Arguing that consumers weren't injured "in any legally recognizable way," Vibrant Media has formally asked a federal judge to throw out a privacy lawsuit stemming from the so-called Safari hack.
Vibrant's request came in response to a potential class-action lawsuit filed in May by Web users Daniel Mazzone and Michelle Kusanto. They alleged that the company circumvented Safari's privacy settings, which block third-party tracking cookies by default.
Mazzone, a New York resident, and Kusanto, a resident of California, alleged in a complaint filed in the Eastern District of New York that they were injured by Vibrant in several ways. First, they say they were "shocked, humiliated and angered" by the alleged circumvention. Second, Mazzone and Kusanto contend that their data is valuable, and that Vibrant Media deprived them of the ability to profit from it. Third, the two Web users assert that the hacking impaired the functionality of their devices.
But Vibrant counters in its court papers that none of those alleged harms warrant further proceedings. "Plaintiffs here seek windfall class damages without alleging any facts showing that either plaintiff suffered an actual or statutory injury," Vibrant argues in a motion, asking U.S. District Court Judge Nicholas Garaufis to dismiss the lawsuit before either side exchanges evidence through the discovery process.
Vibrant adds in its papers that Mazzone and Kusanto don't allege that the company obtained any "sensitive" or confidential information about them -- which Vibrant says is necessary to sustain a claim for invasion of privacy.
A different federal judge, Deborah Batts in New York, ruled last year that a Web user could proceed with a privacy lawsuit against Interclick, which allegedly used "history-sniffing" techniques to discover information about her browsing activity.

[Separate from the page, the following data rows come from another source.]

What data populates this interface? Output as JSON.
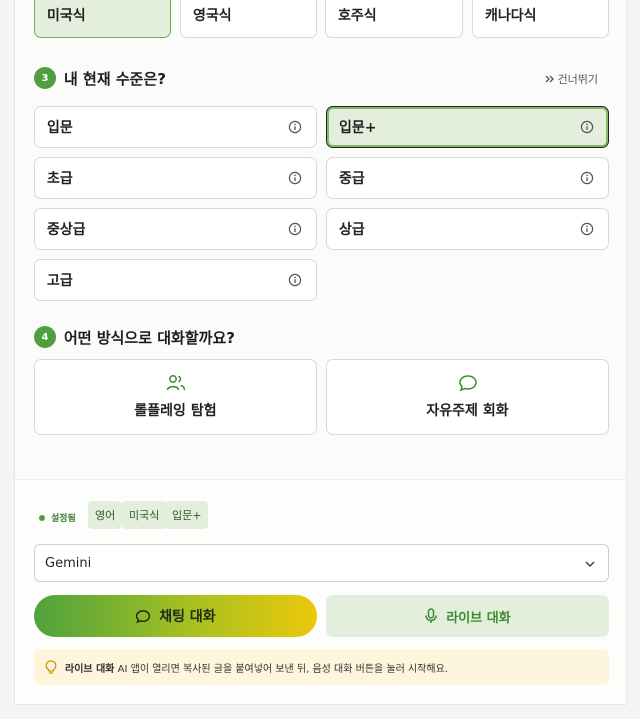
{
  "accent": {
    "options": [
      "미국식",
      "영국식",
      "호주식",
      "캐나다식"
    ],
    "selected": "미국식"
  },
  "level": {
    "step": "3",
    "title": "내 현재 수준은?",
    "skip_label": "건너뛰기",
    "options": [
      "입문",
      "입문+",
      "초급",
      "중급",
      "중상급",
      "상급",
      "고급"
    ],
    "selected": "입문+"
  },
  "mode": {
    "step": "4",
    "title": "어떤 방식으로 대화할까요?",
    "options": [
      {
        "label": "롤플레잉 탐험",
        "icon": "users-icon"
      },
      {
        "label": "자유주제 회화",
        "icon": "chat-bubble-icon"
      }
    ]
  },
  "summary": {
    "status_label": "설정됨",
    "chips": [
      "영어",
      "미국식",
      "입문+"
    ]
  },
  "model_select": {
    "value": "Gemini"
  },
  "actions": {
    "chat_label": "채팅 대화",
    "live_label": "라이브 대화"
  },
  "notice": {
    "bold": "라이브 대화",
    "text": " AI 앱이 열리면 복사된 글을 붙여넣어 보낸 뒤, 음성 대화 버튼을 눌러 시작해요."
  },
  "colors": {
    "brand_green": "#4f9e3f",
    "selected_bg": "#e3efdc",
    "notice_bg": "#fdf5dc"
  }
}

Batts rejected Interclick's argument that the lawsuit should be dismissed in its entirety for lack of economic injury.
But Vibrant argues that Garaufis shouldn't follow Batts' ruling. "The Interclick decision is an outlier," Vibrant argues, adding that it is inconsistent with "the overwhelming majority of cases."
The litigation stems from a report by Stanford grad student Jonathan Mayer that Vibrant -- along with Google, PointRoll and the WPP's Media Innovation Group -- used a workaround to bypass the Safari browser's settings by setting tracking cookies. All of the companies were then able to serve ads to Web users based on their Internet activity.

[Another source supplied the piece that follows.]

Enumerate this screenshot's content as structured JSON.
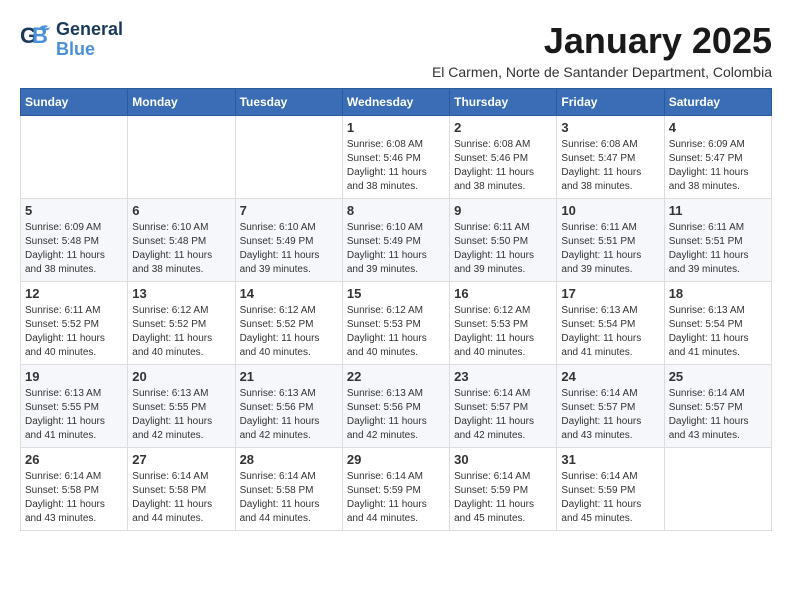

Google, Vibrant Media and PointRoll confirmed Mayer's report when it came out in February, and said they had stopped tracking Safari users or would soon do so. WPP has never commented. None of the companies were accused of connecting the cookie-based data they allegedly obtained to users' names or other personally identifiable information.

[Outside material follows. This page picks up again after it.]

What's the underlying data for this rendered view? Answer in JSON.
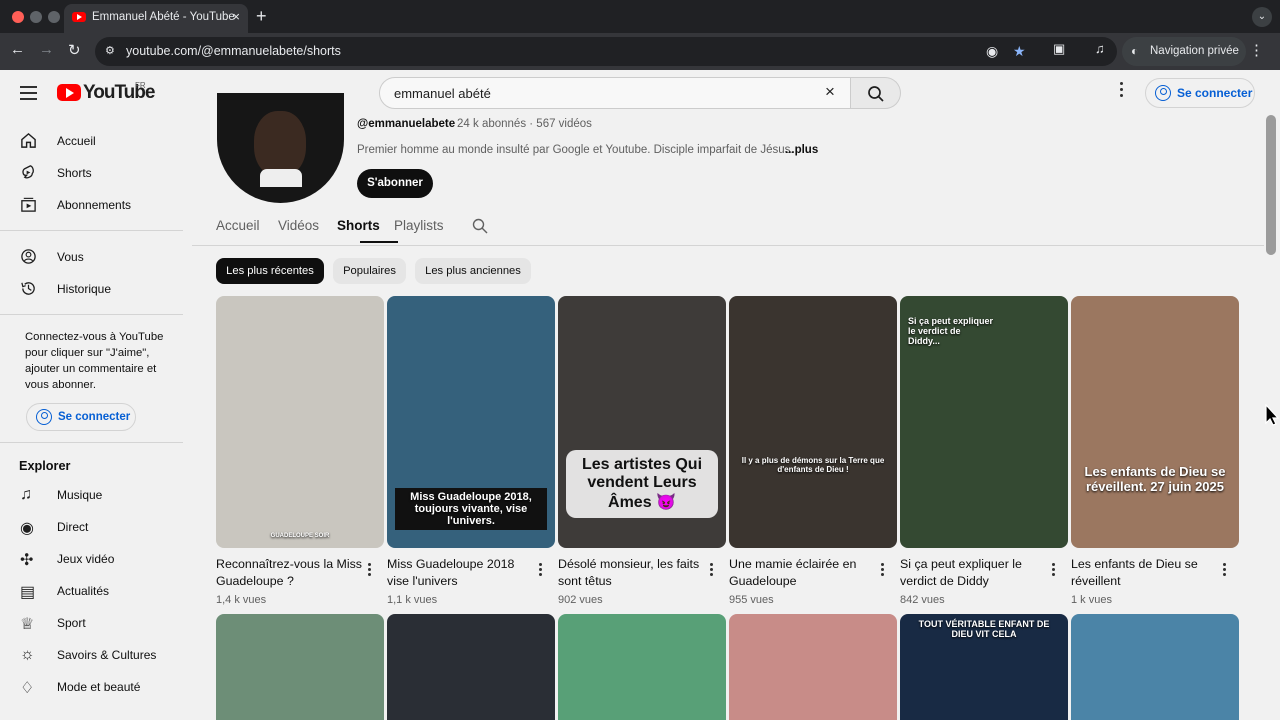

Mazzone and Kusanto filed court papers arguing against dismissal. They say that companies like Vibrant should face legal repercussions for revising users' software without their consent. "If Vibrant is allowed to alter plaintiffs' Safari software with impunity, what other software on plaintiffs' devices is [Vibrant] legally allowed to retool without permission," they ask.
Vibrant's motion and replies by Mazzone and Kusanto were made public last week.
PointRoll, WPP and Google also are facing potential class-action lawsuits over the matter. Google agreed to pay $22.5 million to settle Federal Trade Commission charges about the workaround. But the FTC had extra ammunition against Google because the search giant instructed users that the Safari browser blocked tracking cookies. By making that statement, and then circumventing Safari's privacy settings, the search giant allegedly violated a 2011 consent decree prohibiting the company from misrepresenting its privacy practices.